What the task asks> Please filter the data down to the lines that include the word "value" and copy them.

>>>>>

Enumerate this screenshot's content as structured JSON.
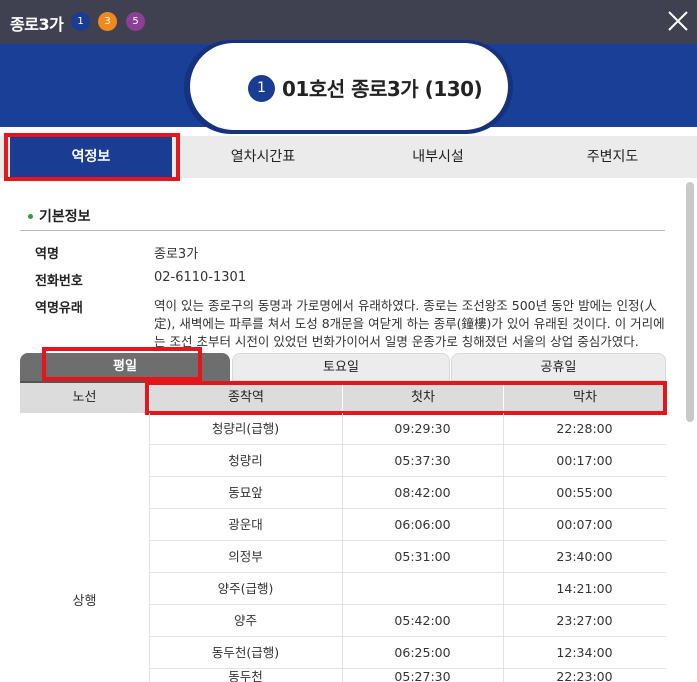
{
  "window": {
    "title": "종로3가",
    "lines": [
      {
        "label": "1",
        "color": "#1a3c93"
      },
      {
        "label": "3",
        "color": "#f08a1c"
      },
      {
        "label": "5",
        "color": "#8b3f95"
      }
    ],
    "close_icon": "close-icon"
  },
  "station": {
    "line_number": "1",
    "name": "01호선 종로3가 (130)"
  },
  "tabs": [
    "역정보",
    "열차시간표",
    "내부시설",
    "주변지도"
  ],
  "active_tab": "역정보",
  "basic_info": {
    "section_title": "기본정보",
    "rows": [
      {
        "label": "역명",
        "value": "종로3가"
      },
      {
        "label": "전화번호",
        "value": "02-6110-1301"
      },
      {
        "label": "역명유래",
        "value": "역이 있는 종로구의 동명과 가로명에서 유래하였다. 종로는 조선왕조 500년 동안 밤에는 인정(人定), 새벽에는 파루를 쳐서 도성 8개문을 여닫게 하는 종루(鐘樓)가 있어 유래된 것이다. 이 거리에는 조선 초부터 시전이 있었던 번화가이어서 일명 운종가로 칭해졌던 서울의 상업 중심가였다."
      }
    ]
  },
  "day_tabs": [
    "평일",
    "토요일",
    "공휴일"
  ],
  "active_day_tab": "평일",
  "timetable": {
    "headers": {
      "line": "노선",
      "terminal": "종착역",
      "first": "첫차",
      "last": "막차"
    },
    "direction": "상행",
    "rows": [
      {
        "terminal": "청량리(급행)",
        "first": "09:29:30",
        "last": "22:28:00"
      },
      {
        "terminal": "청량리",
        "first": "05:37:30",
        "last": "00:17:00"
      },
      {
        "terminal": "동묘앞",
        "first": "08:42:00",
        "last": "00:55:00"
      },
      {
        "terminal": "광운대",
        "first": "06:06:00",
        "last": "00:07:00"
      },
      {
        "terminal": "의정부",
        "first": "05:31:00",
        "last": "23:40:00"
      },
      {
        "terminal": "양주(급행)",
        "first": "",
        "last": "14:21:00"
      },
      {
        "terminal": "양주",
        "first": "05:42:00",
        "last": "23:27:00"
      },
      {
        "terminal": "동두천(급행)",
        "first": "06:25:00",
        "last": "12:34:00"
      },
      {
        "terminal": "동두천",
        "first": "05:27:30",
        "last": "22:23:00"
      }
    ]
  },
  "colors": {
    "topbar": "#3f4150",
    "line1_blue": "#1a3c93",
    "highlight_red": "#e8141c"
  }
}
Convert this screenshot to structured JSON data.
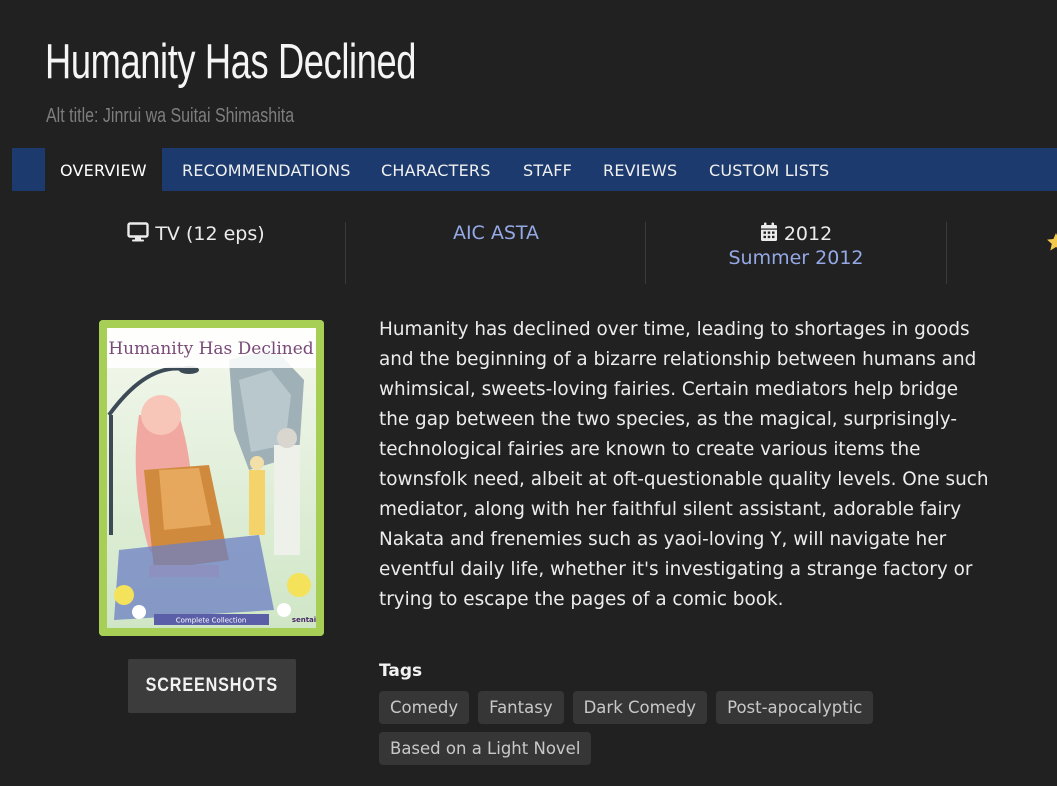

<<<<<

Problem solution>
        "value": "종로3가"
        "value": "02-6110-1301"
        "value": "역이 있는 종로구의 동명과 가로명에서 유래하였다. 종로는 조선왕조 500년 동안 밤에는 인정(人定), 새벽에는 파루를 쳐서 도성 8개문을 여닫게 하는 종루(鐘樓)가 있어 유래된 것이다. 이 거리에는 조선 초부터 시전이 있었던 번화가이어서 일명 운종가로 칭해졌던 서울의 상업 중심가였다."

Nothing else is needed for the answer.